Work task: Return all lines from the entries below in which the word "shortcut" is present.

Website and app data records:
· · · · ·
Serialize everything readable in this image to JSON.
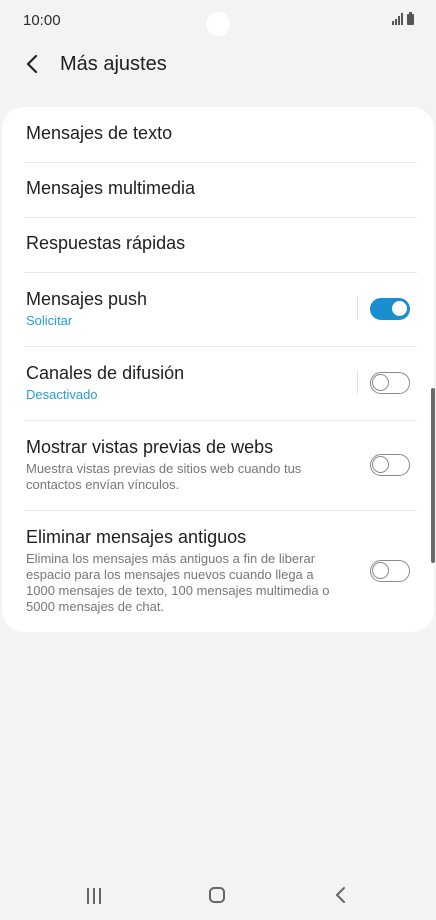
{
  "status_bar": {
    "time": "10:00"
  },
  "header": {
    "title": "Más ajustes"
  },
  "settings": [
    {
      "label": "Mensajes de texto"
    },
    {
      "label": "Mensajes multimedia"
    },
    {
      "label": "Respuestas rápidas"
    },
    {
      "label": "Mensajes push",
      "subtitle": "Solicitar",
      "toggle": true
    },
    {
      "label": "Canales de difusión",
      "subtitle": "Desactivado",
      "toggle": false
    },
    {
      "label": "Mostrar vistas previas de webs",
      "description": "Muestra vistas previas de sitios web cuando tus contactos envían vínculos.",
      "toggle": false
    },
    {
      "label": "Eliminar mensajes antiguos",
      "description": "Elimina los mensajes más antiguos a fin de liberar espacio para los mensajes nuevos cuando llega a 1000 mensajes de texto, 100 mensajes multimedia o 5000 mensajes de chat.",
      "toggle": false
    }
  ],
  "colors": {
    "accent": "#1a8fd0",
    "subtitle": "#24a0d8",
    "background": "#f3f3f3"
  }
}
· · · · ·
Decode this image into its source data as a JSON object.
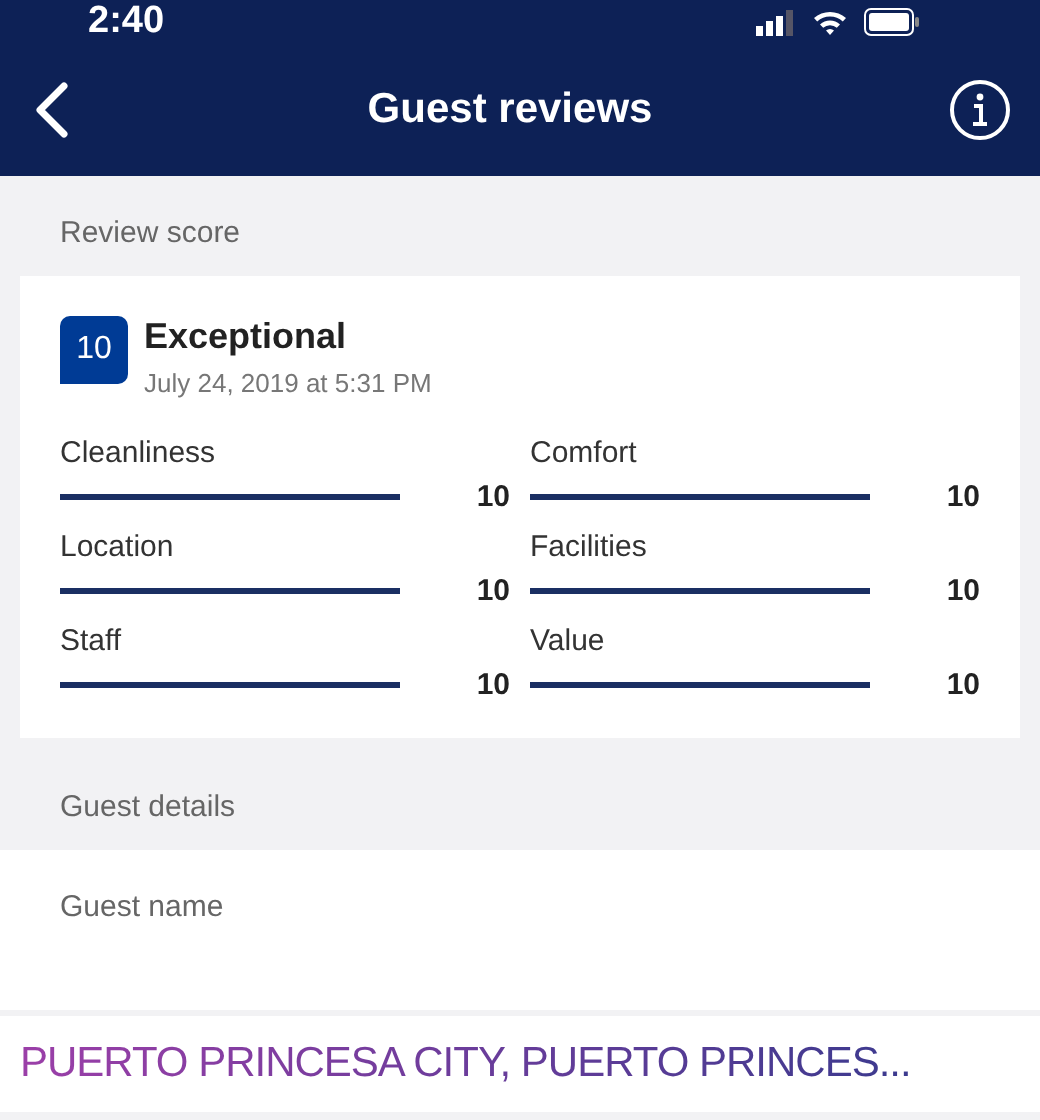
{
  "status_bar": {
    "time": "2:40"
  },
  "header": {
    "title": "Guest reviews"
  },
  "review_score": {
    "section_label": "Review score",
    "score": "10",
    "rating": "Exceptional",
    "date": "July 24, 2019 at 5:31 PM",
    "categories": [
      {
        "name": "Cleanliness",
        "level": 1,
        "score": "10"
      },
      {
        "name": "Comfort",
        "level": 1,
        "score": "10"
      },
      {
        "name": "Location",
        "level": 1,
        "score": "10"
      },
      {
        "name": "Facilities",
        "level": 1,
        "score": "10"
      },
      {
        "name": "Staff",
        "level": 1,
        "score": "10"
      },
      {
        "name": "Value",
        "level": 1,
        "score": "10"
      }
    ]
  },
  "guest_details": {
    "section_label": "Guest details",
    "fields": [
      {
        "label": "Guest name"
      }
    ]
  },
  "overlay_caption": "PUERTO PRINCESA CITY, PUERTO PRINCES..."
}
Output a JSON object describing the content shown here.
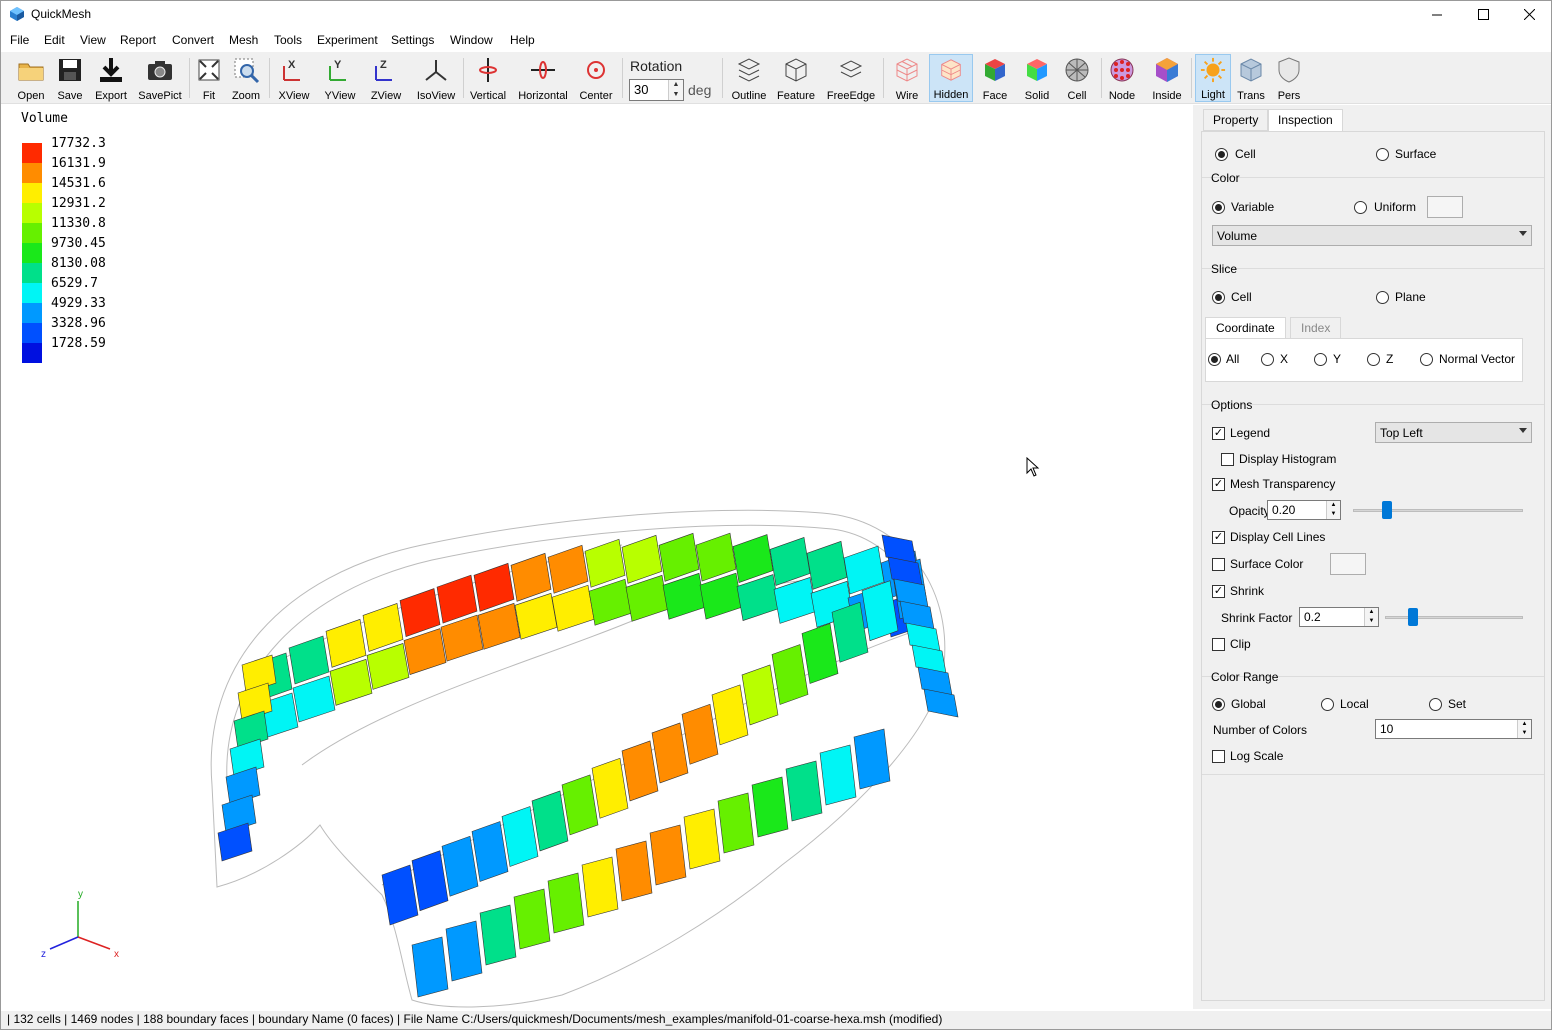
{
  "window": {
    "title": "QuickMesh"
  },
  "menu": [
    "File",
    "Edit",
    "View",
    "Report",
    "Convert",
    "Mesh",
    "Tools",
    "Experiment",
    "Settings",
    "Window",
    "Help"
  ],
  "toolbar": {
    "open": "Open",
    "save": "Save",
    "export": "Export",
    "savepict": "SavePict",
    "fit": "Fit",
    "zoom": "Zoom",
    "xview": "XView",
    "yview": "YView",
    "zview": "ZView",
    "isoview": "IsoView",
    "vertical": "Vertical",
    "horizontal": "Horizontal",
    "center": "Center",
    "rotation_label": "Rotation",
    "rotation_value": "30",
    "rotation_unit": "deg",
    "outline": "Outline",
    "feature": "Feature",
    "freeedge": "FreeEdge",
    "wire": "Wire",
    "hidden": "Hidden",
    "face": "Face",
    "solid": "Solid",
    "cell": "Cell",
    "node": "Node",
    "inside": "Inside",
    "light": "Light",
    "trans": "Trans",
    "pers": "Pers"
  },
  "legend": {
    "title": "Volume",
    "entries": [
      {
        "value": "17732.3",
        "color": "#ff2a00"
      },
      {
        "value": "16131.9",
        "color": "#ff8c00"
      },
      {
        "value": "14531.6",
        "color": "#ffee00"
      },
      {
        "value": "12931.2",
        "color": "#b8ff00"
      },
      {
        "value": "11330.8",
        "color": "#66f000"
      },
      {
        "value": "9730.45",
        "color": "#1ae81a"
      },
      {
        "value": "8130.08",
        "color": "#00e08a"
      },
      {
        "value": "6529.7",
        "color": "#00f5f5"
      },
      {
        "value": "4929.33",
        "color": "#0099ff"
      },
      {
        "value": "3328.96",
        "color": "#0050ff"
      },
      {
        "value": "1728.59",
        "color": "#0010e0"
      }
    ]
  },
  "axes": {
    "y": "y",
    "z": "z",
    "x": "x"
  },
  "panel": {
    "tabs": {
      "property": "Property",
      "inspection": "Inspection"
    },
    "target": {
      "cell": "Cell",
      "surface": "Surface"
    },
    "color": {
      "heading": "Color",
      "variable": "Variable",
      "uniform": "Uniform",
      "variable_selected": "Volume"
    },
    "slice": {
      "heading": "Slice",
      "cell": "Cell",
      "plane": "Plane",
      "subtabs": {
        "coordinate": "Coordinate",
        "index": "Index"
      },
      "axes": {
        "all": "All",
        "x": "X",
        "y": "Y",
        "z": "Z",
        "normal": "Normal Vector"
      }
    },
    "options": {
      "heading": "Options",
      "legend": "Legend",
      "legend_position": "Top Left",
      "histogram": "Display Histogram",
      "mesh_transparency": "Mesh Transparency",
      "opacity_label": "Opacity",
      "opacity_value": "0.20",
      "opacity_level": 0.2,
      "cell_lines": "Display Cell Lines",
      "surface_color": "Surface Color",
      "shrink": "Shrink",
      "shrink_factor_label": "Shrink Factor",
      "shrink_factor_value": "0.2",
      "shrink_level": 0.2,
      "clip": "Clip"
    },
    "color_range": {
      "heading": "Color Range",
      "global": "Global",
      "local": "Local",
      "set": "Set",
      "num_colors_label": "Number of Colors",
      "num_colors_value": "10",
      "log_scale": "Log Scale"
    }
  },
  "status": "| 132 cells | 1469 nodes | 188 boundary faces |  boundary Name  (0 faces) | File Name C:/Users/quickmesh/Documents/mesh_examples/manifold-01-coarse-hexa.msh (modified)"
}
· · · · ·
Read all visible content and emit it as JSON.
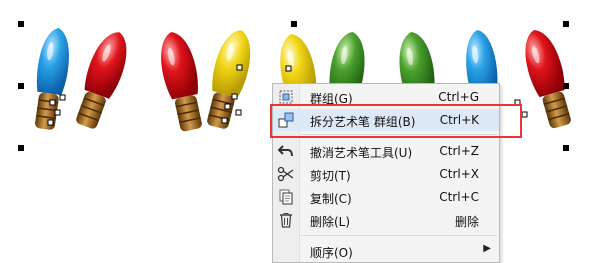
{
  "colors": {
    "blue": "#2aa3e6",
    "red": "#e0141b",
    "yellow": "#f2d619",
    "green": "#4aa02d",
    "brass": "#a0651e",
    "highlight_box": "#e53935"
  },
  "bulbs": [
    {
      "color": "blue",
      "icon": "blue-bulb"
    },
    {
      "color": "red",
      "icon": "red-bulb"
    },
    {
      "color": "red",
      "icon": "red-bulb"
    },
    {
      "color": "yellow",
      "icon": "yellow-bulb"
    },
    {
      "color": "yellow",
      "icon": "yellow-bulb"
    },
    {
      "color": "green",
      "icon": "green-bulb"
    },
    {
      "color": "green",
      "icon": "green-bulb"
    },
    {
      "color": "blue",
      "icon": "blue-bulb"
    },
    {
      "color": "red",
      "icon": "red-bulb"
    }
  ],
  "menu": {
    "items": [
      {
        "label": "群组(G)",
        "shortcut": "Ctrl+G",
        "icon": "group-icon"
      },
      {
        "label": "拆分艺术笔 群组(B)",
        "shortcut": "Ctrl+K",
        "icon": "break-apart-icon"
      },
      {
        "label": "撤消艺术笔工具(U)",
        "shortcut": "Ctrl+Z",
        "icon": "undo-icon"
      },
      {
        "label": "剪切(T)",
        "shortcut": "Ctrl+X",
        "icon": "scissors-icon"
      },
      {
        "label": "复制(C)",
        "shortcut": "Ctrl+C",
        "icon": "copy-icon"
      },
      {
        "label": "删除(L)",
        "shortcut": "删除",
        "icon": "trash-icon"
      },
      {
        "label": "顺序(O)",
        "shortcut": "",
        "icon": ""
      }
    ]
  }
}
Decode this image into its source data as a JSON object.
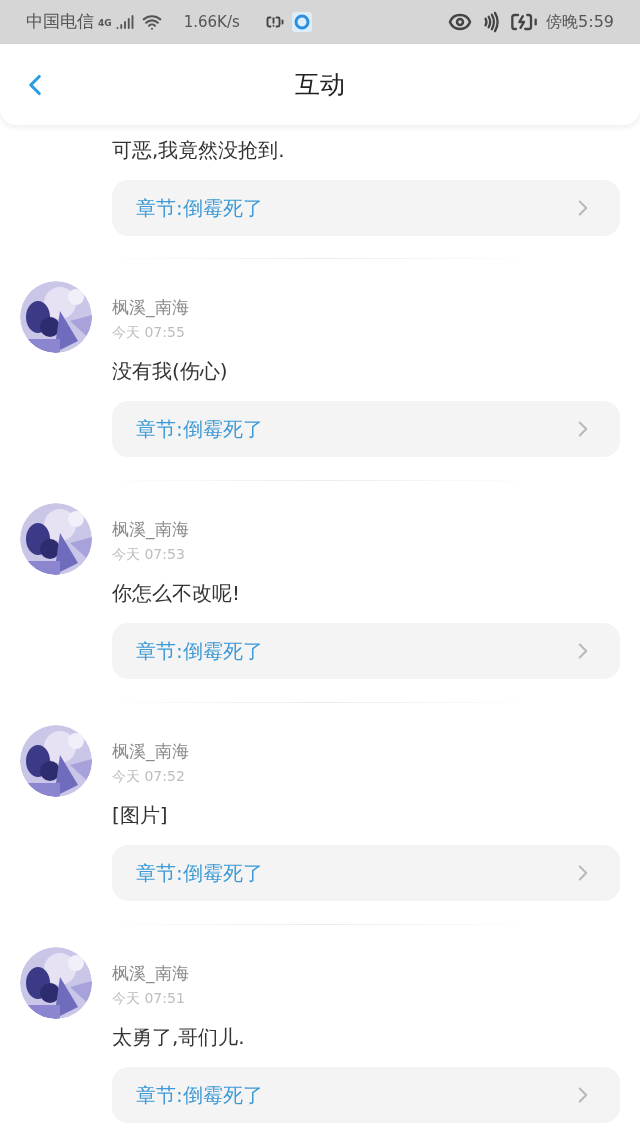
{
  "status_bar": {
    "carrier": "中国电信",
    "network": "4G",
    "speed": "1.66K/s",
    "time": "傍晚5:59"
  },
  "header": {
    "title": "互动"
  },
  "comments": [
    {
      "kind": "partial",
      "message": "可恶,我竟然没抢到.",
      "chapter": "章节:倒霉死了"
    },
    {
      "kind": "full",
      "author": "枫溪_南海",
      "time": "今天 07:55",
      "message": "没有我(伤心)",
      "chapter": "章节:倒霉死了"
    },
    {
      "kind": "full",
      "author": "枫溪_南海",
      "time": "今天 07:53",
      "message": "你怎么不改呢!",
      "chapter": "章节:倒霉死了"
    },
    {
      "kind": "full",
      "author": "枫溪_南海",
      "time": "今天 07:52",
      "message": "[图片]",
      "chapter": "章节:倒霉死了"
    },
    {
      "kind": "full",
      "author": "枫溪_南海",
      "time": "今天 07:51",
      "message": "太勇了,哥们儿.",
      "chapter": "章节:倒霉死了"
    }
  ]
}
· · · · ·
Response to the task:
        "shortcut": "Ctrl+G",
        "shortcut": "Ctrl+K",
        "shortcut": "Ctrl+Z",
        "shortcut": "Ctrl+X",
        "shortcut": "Ctrl+C",
        "shortcut": "删除",
        "shortcut": "",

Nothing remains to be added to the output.